What to do:
Copy out each line of the entries where the word "РУЛЕТКА" is present.

Information supplied:
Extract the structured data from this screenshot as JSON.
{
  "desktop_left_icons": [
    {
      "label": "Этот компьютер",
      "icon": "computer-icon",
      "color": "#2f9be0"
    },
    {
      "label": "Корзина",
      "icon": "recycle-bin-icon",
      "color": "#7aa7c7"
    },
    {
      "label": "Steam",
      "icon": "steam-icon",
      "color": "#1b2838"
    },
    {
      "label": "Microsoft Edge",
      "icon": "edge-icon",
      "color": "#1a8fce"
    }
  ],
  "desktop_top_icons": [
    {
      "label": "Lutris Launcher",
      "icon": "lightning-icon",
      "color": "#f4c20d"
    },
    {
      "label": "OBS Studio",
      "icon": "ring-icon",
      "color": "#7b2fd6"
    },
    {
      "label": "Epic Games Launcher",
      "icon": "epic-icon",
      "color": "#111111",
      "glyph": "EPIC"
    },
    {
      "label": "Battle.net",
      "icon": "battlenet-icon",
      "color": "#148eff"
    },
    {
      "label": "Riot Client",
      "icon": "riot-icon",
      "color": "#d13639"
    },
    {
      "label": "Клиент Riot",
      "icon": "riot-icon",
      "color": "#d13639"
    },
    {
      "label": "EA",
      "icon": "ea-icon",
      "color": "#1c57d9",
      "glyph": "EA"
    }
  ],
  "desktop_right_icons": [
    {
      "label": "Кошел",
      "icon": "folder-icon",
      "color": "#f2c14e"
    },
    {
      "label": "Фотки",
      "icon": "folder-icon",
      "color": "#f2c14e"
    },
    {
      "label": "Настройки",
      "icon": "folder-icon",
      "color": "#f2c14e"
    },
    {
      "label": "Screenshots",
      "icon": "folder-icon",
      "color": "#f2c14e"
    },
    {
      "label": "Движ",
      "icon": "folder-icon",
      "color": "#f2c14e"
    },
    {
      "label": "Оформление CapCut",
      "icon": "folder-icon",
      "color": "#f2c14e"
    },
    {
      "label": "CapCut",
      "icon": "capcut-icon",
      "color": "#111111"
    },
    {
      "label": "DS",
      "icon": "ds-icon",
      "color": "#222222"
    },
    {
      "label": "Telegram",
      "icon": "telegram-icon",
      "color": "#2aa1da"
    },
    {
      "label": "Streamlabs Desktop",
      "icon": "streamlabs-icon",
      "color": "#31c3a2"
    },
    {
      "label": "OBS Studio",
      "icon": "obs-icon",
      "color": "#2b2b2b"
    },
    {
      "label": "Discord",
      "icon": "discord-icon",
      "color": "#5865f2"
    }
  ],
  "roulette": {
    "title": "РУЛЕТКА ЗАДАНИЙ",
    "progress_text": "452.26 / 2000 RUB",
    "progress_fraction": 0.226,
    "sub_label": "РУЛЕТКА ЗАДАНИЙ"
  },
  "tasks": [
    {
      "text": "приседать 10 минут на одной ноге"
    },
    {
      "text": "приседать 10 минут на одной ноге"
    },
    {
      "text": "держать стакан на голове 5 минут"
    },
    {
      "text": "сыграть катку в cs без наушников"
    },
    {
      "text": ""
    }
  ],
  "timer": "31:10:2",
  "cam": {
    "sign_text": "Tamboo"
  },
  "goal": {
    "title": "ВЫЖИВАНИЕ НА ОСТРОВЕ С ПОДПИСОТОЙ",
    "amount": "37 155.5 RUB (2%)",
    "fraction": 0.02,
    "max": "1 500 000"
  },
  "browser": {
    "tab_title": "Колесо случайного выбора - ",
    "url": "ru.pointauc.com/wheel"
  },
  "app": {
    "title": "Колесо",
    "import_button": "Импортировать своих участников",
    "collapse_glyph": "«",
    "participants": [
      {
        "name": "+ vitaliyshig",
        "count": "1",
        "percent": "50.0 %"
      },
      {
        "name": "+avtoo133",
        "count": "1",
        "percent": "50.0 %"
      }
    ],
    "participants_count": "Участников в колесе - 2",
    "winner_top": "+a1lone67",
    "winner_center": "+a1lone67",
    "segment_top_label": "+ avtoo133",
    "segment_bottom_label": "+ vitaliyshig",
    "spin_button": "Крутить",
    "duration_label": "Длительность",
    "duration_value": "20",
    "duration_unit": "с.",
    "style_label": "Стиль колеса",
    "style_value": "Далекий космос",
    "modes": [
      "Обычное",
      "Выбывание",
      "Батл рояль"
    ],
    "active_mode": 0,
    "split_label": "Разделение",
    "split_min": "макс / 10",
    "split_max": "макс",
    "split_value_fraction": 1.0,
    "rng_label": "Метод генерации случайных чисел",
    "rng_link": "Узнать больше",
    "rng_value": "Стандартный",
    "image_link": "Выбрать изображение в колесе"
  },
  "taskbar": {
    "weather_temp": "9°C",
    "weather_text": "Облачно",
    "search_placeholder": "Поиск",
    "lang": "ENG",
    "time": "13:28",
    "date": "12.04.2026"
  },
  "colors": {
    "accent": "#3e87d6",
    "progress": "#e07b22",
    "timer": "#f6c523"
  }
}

Written response:
    "title": "РУЛЕТКА ЗАДАНИЙ",
    "sub_label": "РУЛЕТКА ЗАДАНИЙ"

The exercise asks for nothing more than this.